(Excerpts from an interface dataset)
= = = =
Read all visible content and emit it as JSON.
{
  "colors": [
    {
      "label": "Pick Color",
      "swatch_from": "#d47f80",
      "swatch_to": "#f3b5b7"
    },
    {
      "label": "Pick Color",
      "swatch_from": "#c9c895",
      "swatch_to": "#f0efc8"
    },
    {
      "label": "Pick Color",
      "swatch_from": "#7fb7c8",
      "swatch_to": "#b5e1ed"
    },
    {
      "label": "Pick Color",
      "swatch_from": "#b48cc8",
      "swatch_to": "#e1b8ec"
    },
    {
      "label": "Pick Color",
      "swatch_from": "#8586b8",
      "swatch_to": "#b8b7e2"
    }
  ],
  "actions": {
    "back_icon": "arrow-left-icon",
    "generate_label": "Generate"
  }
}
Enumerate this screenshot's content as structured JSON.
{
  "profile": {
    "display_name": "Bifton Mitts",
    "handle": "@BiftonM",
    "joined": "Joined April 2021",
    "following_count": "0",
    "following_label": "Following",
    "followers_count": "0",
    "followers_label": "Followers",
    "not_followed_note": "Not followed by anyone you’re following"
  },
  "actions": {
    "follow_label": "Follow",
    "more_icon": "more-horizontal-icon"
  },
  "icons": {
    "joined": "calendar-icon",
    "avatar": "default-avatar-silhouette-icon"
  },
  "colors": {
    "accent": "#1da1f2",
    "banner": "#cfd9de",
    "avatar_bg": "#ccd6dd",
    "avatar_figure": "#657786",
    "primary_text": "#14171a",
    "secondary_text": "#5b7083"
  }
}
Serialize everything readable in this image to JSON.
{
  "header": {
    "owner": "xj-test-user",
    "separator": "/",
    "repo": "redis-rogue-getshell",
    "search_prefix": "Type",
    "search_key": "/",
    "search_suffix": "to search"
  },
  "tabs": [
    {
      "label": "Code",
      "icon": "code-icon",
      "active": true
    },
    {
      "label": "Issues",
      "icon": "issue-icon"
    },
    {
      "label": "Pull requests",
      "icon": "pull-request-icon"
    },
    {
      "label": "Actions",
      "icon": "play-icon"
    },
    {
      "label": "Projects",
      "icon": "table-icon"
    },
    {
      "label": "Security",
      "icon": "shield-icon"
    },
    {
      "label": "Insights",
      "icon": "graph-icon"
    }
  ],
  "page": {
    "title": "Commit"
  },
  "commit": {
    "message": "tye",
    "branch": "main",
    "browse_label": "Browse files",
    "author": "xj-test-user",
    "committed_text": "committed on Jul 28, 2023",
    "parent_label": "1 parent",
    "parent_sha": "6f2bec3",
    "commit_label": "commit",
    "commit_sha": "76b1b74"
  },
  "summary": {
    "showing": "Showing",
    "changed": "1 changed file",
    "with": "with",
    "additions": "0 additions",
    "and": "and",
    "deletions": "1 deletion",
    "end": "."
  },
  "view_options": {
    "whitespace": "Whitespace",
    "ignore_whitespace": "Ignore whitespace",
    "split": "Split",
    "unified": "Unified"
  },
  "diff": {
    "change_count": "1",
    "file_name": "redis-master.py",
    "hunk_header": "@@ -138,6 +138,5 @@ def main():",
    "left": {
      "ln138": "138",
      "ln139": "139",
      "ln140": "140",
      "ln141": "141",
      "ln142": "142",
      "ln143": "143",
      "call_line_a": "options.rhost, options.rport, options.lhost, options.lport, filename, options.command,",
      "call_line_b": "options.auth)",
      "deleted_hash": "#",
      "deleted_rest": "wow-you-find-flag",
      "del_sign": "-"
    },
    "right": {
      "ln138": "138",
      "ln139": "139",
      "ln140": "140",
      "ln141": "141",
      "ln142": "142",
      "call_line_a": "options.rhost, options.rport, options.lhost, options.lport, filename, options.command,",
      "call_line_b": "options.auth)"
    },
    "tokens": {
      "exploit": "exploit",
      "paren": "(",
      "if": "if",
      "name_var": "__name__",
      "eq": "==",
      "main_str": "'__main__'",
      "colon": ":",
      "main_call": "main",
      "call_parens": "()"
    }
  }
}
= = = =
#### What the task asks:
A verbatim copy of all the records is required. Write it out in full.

#### Final answer:
Read all visible content and emit it as JSON.
{
  "colors": [
    {
      "label": "Pick Color",
      "swatch_from": "#d47f80",
      "swatch_to": "#f3b5b7"
    },
    {
      "label": "Pick Color",
      "swatch_from": "#c9c895",
      "swatch_to": "#f0efc8"
    },
    {
      "label": "Pick Color",
      "swatch_from": "#7fb7c8",
      "swatch_to": "#b5e1ed"
    },
    {
      "label": "Pick Color",
      "swatch_from": "#b48cc8",
      "swatch_to": "#e1b8ec"
    },
    {
      "label": "Pick Color",
      "swatch_from": "#8586b8",
      "swatch_to": "#b8b7e2"
    }
  ],
  "actions": {
    "back_icon": "arrow-left-icon",
    "generate_label": "Generate"
  }
}
Enumerate this screenshot's content as structured JSON.
{
  "profile": {
    "display_name": "Bifton Mitts",
    "handle": "@BiftonM",
    "joined": "Joined April 2021",
    "following_count": "0",
    "following_label": "Following",
    "followers_count": "0",
    "followers_label": "Followers",
    "not_followed_note": "Not followed by anyone you’re following"
  },
  "actions": {
    "follow_label": "Follow",
    "more_icon": "more-horizontal-icon"
  },
  "icons": {
    "joined": "calendar-icon",
    "avatar": "default-avatar-silhouette-icon"
  },
  "colors": {
    "accent": "#1da1f2",
    "banner": "#cfd9de",
    "avatar_bg": "#ccd6dd",
    "avatar_figure": "#657786",
    "primary_text": "#14171a",
    "secondary_text": "#5b7083"
  }
}
Serialize everything readable in this image to JSON.
{
  "header": {
    "owner": "xj-test-user",
    "separator": "/",
    "repo": "redis-rogue-getshell",
    "search_prefix": "Type",
    "search_key": "/",
    "search_suffix": "to search"
  },
  "tabs": [
    {
      "label": "Code",
      "icon": "code-icon",
      "active": true
    },
    {
      "label": "Issues",
      "icon": "issue-icon"
    },
    {
      "label": "Pull requests",
      "icon": "pull-request-icon"
    },
    {
      "label": "Actions",
      "icon": "play-icon"
    },
    {
      "label": "Projects",
      "icon": "table-icon"
    },
    {
      "label": "Security",
      "icon": "shield-icon"
    },
    {
      "label": "Insights",
      "icon": "graph-icon"
    }
  ],
  "page": {
    "title": "Commit"
  },
  "commit": {
    "message": "tye",
    "branch": "main",
    "browse_label": "Browse files",
    "author": "xj-test-user",
    "committed_text": "committed on Jul 28, 2023",
    "parent_label": "1 parent",
    "parent_sha": "6f2bec3",
    "commit_label": "commit",
    "commit_sha": "76b1b74"
  },
  "summary": {
    "showing": "Showing",
    "changed": "1 changed file",
    "with": "with",
    "additions": "0 additions",
    "and": "and",
    "deletions": "1 deletion",
    "end": "."
  },
  "view_options": {
    "whitespace": "Whitespace",
    "ignore_whitespace": "Ignore whitespace",
    "split": "Split",
    "unified": "Unified"
  },
  "diff": {
    "change_count": "1",
    "file_name": "redis-master.py",
    "hunk_header": "@@ -138,6 +138,5 @@ def main():",
    "left": {
      "ln138": "138",
      "ln139": "139",
      "ln140": "140",
      "ln141": "141",
      "ln142": "142",
      "ln143": "143",
      "call_line_a": "options.rhost, options.rport, options.lhost, options.lport, filename, options.command,",
      "call_line_b": "options.auth)",
      "deleted_hash": "#",
      "deleted_rest": "wow-you-find-flag",
      "del_sign": "-"
    },
    "right": {
      "ln138": "138",
      "ln139": "139",
      "ln140": "140",
      "ln141": "141",
      "ln142": "142",
      "call_line_a": "options.rhost, options.rport, options.lhost, options.lport, filename, options.command,",
      "call_line_b": "options.auth)"
    },
    "tokens": {
      "exploit": "exploit",
      "paren": "(",
      "if": "if",
      "name_var": "__name__",
      "eq": "==",
      "main_str": "'__main__'",
      "colon": ":",
      "main_call": "main",
      "call_parens": "()"
    }
  }
}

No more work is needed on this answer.